START Information provided
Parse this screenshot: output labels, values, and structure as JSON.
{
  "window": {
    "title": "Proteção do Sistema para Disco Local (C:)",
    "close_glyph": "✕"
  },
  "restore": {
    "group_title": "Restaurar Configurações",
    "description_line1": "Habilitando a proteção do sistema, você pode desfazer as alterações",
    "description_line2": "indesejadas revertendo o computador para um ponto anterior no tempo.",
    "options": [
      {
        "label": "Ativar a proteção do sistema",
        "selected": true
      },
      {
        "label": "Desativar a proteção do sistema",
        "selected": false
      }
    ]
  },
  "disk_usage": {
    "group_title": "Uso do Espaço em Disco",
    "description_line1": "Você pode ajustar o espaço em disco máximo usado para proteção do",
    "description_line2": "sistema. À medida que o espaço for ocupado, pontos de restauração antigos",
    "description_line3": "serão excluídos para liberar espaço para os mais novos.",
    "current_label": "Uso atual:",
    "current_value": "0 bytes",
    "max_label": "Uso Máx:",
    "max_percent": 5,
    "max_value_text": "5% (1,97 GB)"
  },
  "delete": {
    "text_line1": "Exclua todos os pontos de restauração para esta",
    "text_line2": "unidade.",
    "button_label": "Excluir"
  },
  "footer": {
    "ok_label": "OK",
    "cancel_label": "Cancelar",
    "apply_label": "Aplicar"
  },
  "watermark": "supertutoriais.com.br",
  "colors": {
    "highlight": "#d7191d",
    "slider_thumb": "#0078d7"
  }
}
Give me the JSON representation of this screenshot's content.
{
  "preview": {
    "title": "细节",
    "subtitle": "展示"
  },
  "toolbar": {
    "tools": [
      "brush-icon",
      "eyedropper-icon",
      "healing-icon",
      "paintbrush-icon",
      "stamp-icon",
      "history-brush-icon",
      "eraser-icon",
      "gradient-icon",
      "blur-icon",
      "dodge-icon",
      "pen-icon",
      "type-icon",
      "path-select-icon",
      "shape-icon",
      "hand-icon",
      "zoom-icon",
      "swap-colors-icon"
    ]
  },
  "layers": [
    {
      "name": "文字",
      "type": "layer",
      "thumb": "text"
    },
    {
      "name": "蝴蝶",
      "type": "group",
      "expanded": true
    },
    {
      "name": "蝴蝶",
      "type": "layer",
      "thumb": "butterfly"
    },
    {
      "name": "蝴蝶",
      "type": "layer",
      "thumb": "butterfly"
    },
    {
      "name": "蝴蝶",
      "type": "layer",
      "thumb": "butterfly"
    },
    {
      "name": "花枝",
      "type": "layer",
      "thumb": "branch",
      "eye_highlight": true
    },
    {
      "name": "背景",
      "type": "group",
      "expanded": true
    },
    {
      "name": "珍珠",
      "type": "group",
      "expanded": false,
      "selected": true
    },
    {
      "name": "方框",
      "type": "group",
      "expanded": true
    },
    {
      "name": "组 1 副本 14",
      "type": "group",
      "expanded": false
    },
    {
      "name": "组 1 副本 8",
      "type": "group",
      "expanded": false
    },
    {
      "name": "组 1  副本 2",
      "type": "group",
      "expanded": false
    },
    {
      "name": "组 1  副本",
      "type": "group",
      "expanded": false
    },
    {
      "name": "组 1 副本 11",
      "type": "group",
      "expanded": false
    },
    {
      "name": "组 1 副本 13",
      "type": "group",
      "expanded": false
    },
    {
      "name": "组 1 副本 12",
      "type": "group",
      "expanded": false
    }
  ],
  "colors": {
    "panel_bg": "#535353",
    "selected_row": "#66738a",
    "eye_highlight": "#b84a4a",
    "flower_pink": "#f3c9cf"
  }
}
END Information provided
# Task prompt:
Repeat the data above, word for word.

# Task response:
Parse this screenshot: output labels, values, and structure as JSON.
{
  "window": {
    "title": "Proteção do Sistema para Disco Local (C:)",
    "close_glyph": "✕"
  },
  "restore": {
    "group_title": "Restaurar Configurações",
    "description_line1": "Habilitando a proteção do sistema, você pode desfazer as alterações",
    "description_line2": "indesejadas revertendo o computador para um ponto anterior no tempo.",
    "options": [
      {
        "label": "Ativar a proteção do sistema",
        "selected": true
      },
      {
        "label": "Desativar a proteção do sistema",
        "selected": false
      }
    ]
  },
  "disk_usage": {
    "group_title": "Uso do Espaço em Disco",
    "description_line1": "Você pode ajustar o espaço em disco máximo usado para proteção do",
    "description_line2": "sistema. À medida que o espaço for ocupado, pontos de restauração antigos",
    "description_line3": "serão excluídos para liberar espaço para os mais novos.",
    "current_label": "Uso atual:",
    "current_value": "0 bytes",
    "max_label": "Uso Máx:",
    "max_percent": 5,
    "max_value_text": "5% (1,97 GB)"
  },
  "delete": {
    "text_line1": "Exclua todos os pontos de restauração para esta",
    "text_line2": "unidade.",
    "button_label": "Excluir"
  },
  "footer": {
    "ok_label": "OK",
    "cancel_label": "Cancelar",
    "apply_label": "Aplicar"
  },
  "watermark": "supertutoriais.com.br",
  "colors": {
    "highlight": "#d7191d",
    "slider_thumb": "#0078d7"
  }
}
Give me the JSON representation of this screenshot's content.
{
  "preview": {
    "title": "细节",
    "subtitle": "展示"
  },
  "toolbar": {
    "tools": [
      "brush-icon",
      "eyedropper-icon",
      "healing-icon",
      "paintbrush-icon",
      "stamp-icon",
      "history-brush-icon",
      "eraser-icon",
      "gradient-icon",
      "blur-icon",
      "dodge-icon",
      "pen-icon",
      "type-icon",
      "path-select-icon",
      "shape-icon",
      "hand-icon",
      "zoom-icon",
      "swap-colors-icon"
    ]
  },
  "layers": [
    {
      "name": "文字",
      "type": "layer",
      "thumb": "text"
    },
    {
      "name": "蝴蝶",
      "type": "group",
      "expanded": true
    },
    {
      "name": "蝴蝶",
      "type": "layer",
      "thumb": "butterfly"
    },
    {
      "name": "蝴蝶",
      "type": "layer",
      "thumb": "butterfly"
    },
    {
      "name": "蝴蝶",
      "type": "layer",
      "thumb": "butterfly"
    },
    {
      "name": "花枝",
      "type": "layer",
      "thumb": "branch",
      "eye_highlight": true
    },
    {
      "name": "背景",
      "type": "group",
      "expanded": true
    },
    {
      "name": "珍珠",
      "type": "group",
      "expanded": false,
      "selected": true
    },
    {
      "name": "方框",
      "type": "group",
      "expanded": true
    },
    {
      "name": "组 1 副本 14",
      "type": "group",
      "expanded": false
    },
    {
      "name": "组 1 副本 8",
      "type": "group",
      "expanded": false
    },
    {
      "name": "组 1  副本 2",
      "type": "group",
      "expanded": false
    },
    {
      "name": "组 1  副本",
      "type": "group",
      "expanded": false
    },
    {
      "name": "组 1 副本 11",
      "type": "group",
      "expanded": false
    },
    {
      "name": "组 1 副本 13",
      "type": "group",
      "expanded": false
    },
    {
      "name": "组 1 副本 12",
      "type": "group",
      "expanded": false
    }
  ],
  "colors": {
    "panel_bg": "#535353",
    "selected_row": "#66738a",
    "eye_highlight": "#b84a4a",
    "flower_pink": "#f3c9cf"
  }
}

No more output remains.